Your task
Output the line containing "What data populates" and each line after it through the end of the data, exactly as written, with pictures left out.

━━━━

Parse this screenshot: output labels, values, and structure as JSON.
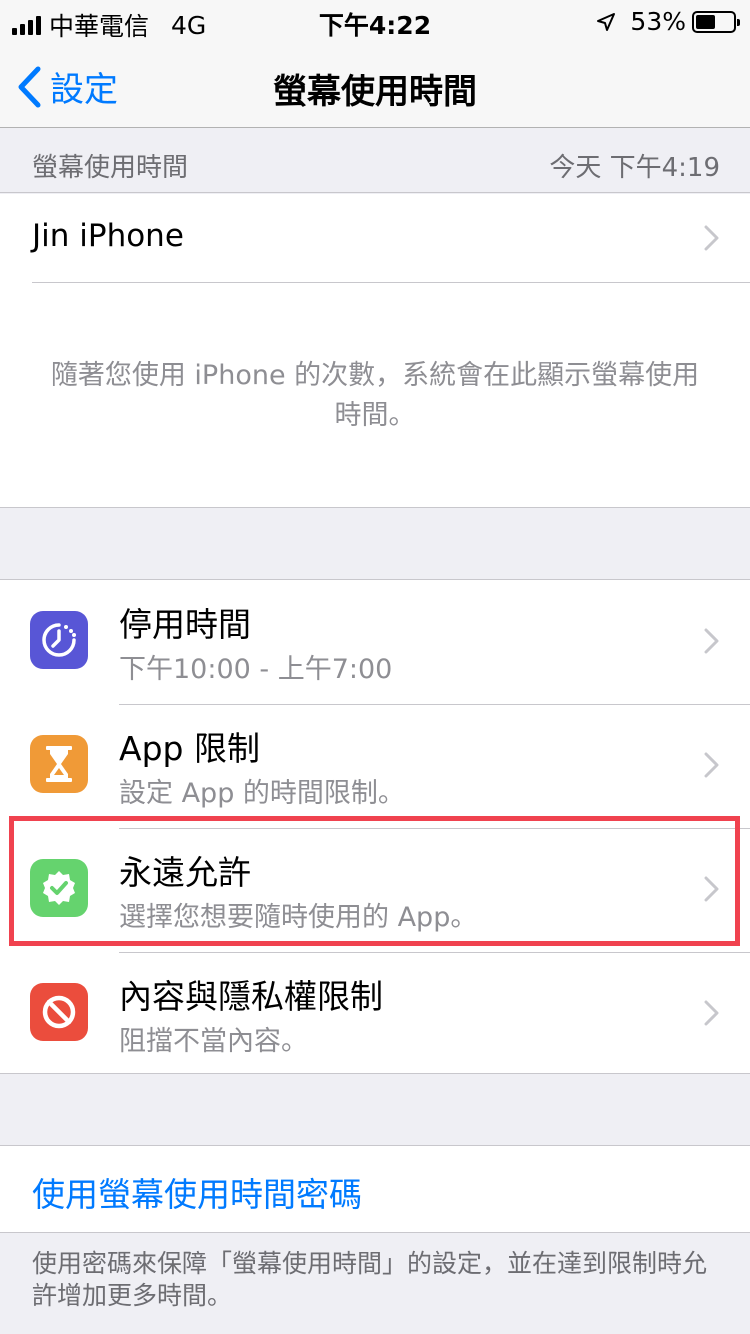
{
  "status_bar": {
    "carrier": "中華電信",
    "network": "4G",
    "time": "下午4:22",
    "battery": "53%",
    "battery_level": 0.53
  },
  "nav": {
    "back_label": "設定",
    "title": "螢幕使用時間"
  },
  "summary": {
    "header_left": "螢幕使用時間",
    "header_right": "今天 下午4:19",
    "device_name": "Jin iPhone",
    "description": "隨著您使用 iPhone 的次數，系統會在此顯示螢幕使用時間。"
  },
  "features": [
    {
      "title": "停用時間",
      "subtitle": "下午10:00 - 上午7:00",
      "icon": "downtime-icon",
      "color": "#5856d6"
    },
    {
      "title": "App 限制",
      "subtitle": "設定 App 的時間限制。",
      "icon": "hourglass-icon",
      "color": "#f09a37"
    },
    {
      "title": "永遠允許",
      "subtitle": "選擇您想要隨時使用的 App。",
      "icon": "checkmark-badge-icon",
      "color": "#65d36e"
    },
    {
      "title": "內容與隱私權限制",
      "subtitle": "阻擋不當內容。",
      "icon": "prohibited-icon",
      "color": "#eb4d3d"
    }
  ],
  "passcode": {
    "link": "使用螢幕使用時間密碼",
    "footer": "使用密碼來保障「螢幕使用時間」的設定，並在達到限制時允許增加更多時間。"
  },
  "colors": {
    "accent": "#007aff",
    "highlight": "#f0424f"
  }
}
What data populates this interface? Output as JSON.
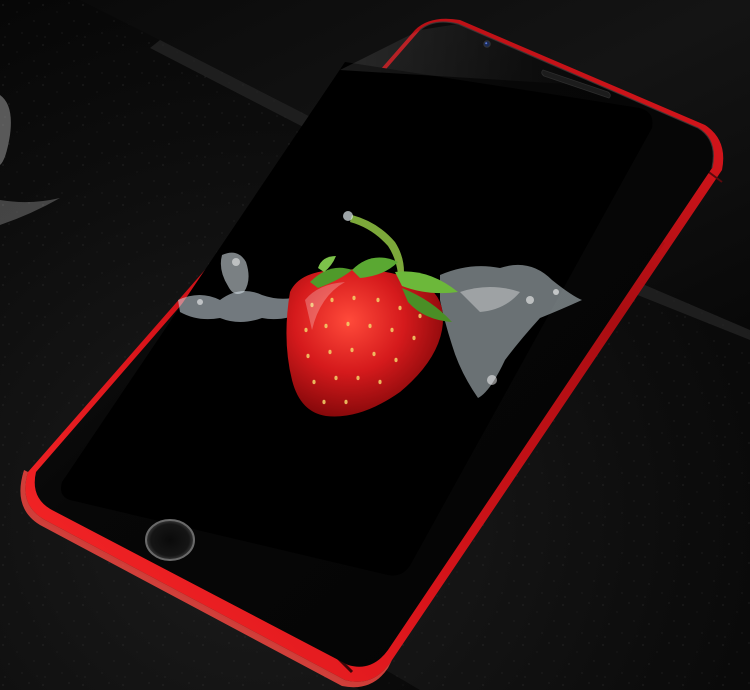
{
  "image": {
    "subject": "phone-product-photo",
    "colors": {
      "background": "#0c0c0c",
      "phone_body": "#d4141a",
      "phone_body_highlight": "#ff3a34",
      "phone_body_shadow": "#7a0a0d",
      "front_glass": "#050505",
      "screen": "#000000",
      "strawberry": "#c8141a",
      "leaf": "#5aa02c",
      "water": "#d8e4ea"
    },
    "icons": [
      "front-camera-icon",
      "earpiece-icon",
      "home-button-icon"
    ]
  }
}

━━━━

Solved problem
What data populates this interface? Output as JSON.
{
  "image": {
    "subject": "phone-product-photo",
    "colors": {
      "background": "#0c0c0c",
      "phone_body": "#d4141a",
      "phone_body_highlight": "#ff3a34",
      "phone_body_shadow": "#7a0a0d",
      "front_glass": "#050505",
      "screen": "#000000",
      "strawberry": "#c8141a",
      "leaf": "#5aa02c",
      "water": "#d8e4ea"
    },
    "icons": [
      "front-camera-icon",
      "earpiece-icon",
      "home-button-icon"
    ]
  }
}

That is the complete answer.